Coretta Scott King, the wife of Martin Luther King, Jr., became a focal point of American politics in February 2017, when Senator Jeff Sessions of Alabama was nominated to serve as the Attorney General for the new Trump administration. During Sessions’ confirmation hearings, Senator Elizabeth Warren of Massachusetts attempted to read to the Senate a letter Mrs. King had written in 1986, opposing Session’s nomination for a federal judgeship:
“Anyone who has used the power of his office as United States Attorney to intimidate and chill the free exercise of the ballot by citizens should not be elevated to our courts,” King wrote in the cover page of her nine-page letter opposing Sessions’s nomination, which failed. “Mr. Sessions has used the awesome powers of his office in a shabby attempt to intimidate and frighten elderly black voters. For this reprehensible conduct, he should not be rewarded with a federal judgeship.”
According to the web site True Pundit, Warren presented the letter to the Senate in an attempt to “smear” Sessions and to frame him as a “bigot.” This argument, according to the web site, was “shattered” after a video surfaced of Coretta Scott King thanking Sessions during a 2000 dedication speech for the Rosa Parks Library:

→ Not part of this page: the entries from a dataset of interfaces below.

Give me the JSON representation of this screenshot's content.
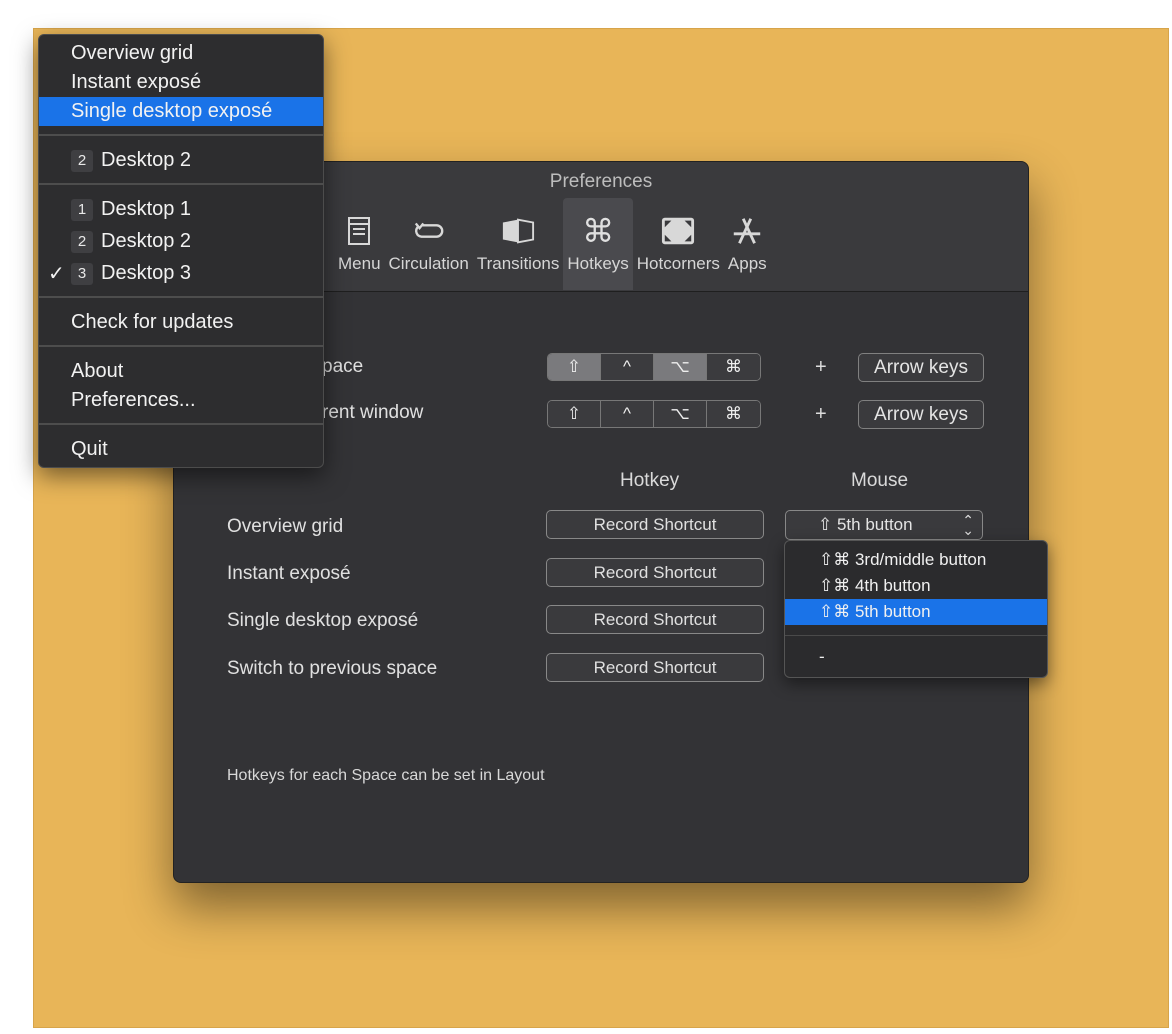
{
  "window": {
    "title": "Preferences",
    "toolbar": [
      {
        "label": "Menu",
        "icon": "menu-icon"
      },
      {
        "label": "Circulation",
        "icon": "circulation-icon"
      },
      {
        "label": "Transitions",
        "icon": "transitions-icon"
      },
      {
        "label": "Hotkeys",
        "icon": "command-key-icon",
        "active": true
      },
      {
        "label": "Hotcorners",
        "icon": "hotcorners-icon"
      },
      {
        "label": "Apps",
        "icon": "apps-icon"
      }
    ]
  },
  "hotkeys": {
    "row1": {
      "label": "pace",
      "modifiers": [
        "⇧",
        "^",
        "⌥",
        "⌘"
      ],
      "plus": "+",
      "keys": "Arrow keys"
    },
    "row2": {
      "label": "rent window",
      "modifiers": [
        "⇧",
        "^",
        "⌥",
        "⌘"
      ],
      "plus": "+",
      "keys": "Arrow keys"
    },
    "col_hotkey": "Hotkey",
    "col_mouse": "Mouse",
    "actions": [
      {
        "label": "Overview grid",
        "button": "Record Shortcut"
      },
      {
        "label": "Instant exposé",
        "button": "Record Shortcut"
      },
      {
        "label": "Single desktop exposé",
        "button": "Record Shortcut"
      },
      {
        "label": "Switch to previous space",
        "button": "Record Shortcut"
      }
    ],
    "mouse_popup_value": "⇧ 5th button",
    "footnote": "Hotkeys for each Space can be set in Layout"
  },
  "dropdown": {
    "items": [
      "⇧⌘ 3rd/middle button",
      "⇧⌘ 4th button",
      "⇧⌘ 5th button"
    ],
    "selected_index": 2,
    "extra": "-"
  },
  "menu": {
    "group1": [
      "Overview grid",
      "Instant exposé",
      "Single desktop exposé"
    ],
    "group1_selected": 2,
    "current": {
      "num": "2",
      "label": "Desktop 2"
    },
    "desktops": [
      {
        "num": "1",
        "label": "Desktop 1"
      },
      {
        "num": "2",
        "label": "Desktop 2"
      },
      {
        "num": "3",
        "label": "Desktop 3",
        "checked": true
      }
    ],
    "check": "✓",
    "updates": "Check for updates",
    "about": "About",
    "preferences": "Preferences...",
    "quit": "Quit"
  },
  "colors": {
    "background": "#e8b558",
    "window": "#333336",
    "accent": "#1a73e8"
  }
}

SHATTERED: Video of Coretta Scott King Thanking Jeff Sessions for Rosa Parks Library Crushes Elizabeth Warren Racial Stunt
Well, that was quick. Sen. Elizabeth Warren’s racial stunt that sparked her removal from the senate floor Tuesday night proved even shorter than her time living in a teepee.
Warren attempted to use the words of Coretta Scott King, the widow of slain civil rights hero Martin Luther King Jr., to smear Sen. Jeff Sessions’ bid for Attorney General. Warren’s now warrant-less claim was that King’s wife’s words framed Sessions as a bigot.
But now a more recent video has surfaced where Coretta King in fact praises Sessions at the launching of the Rosa Parks Library and Museum.
What a difference 12 hours can make.
The video itself is real, recording a speech King delivered at the dedication of the Rosa Parks Library and Museum at Troy University in Montgomery, Alabama, in December 2000. However, King didn’t actually thank or praise Sessions during her speech.
King’s only mention of Sessions came at the very beginning of her talk, when she listed off the politicians, civil rights activists, and other dignitaries who were in attendance at the event:
To President Martindale, to Sen. Sessions, Mayor Bright, Troy State Chancellor, Jack Hawkins Jr., Dr. Dorothy Height, Ms. Johnnie Carr, Juanita Abernathy, Mammie Till-Mobley, to all of the distinguished program participants and guests in this audience today, it’s a great honor and a privilege for me to join you in celebrating the grand opening of the Rosa Parks Library and Museum.
King did not single out Sessions for praise, or specifically thank him, during her speech.
Cameron Martindale, the President of Troy University Montgomery, did thank Sessions, however. As Martindale introduced Sessions, she said that the establishment of the Rosa Parks Library would not have been possible without his support:
This project has been doubly blessed by having the support of both Alabama Senators. Senator Jeff Sessions and Senator Richard Shelby. They have worked tirelessly over the last two years to secure funding for this project and I cannot adequately thank them for what they mean to us. This project would not be possible without the support of Senator Shelby and Senator Sessions.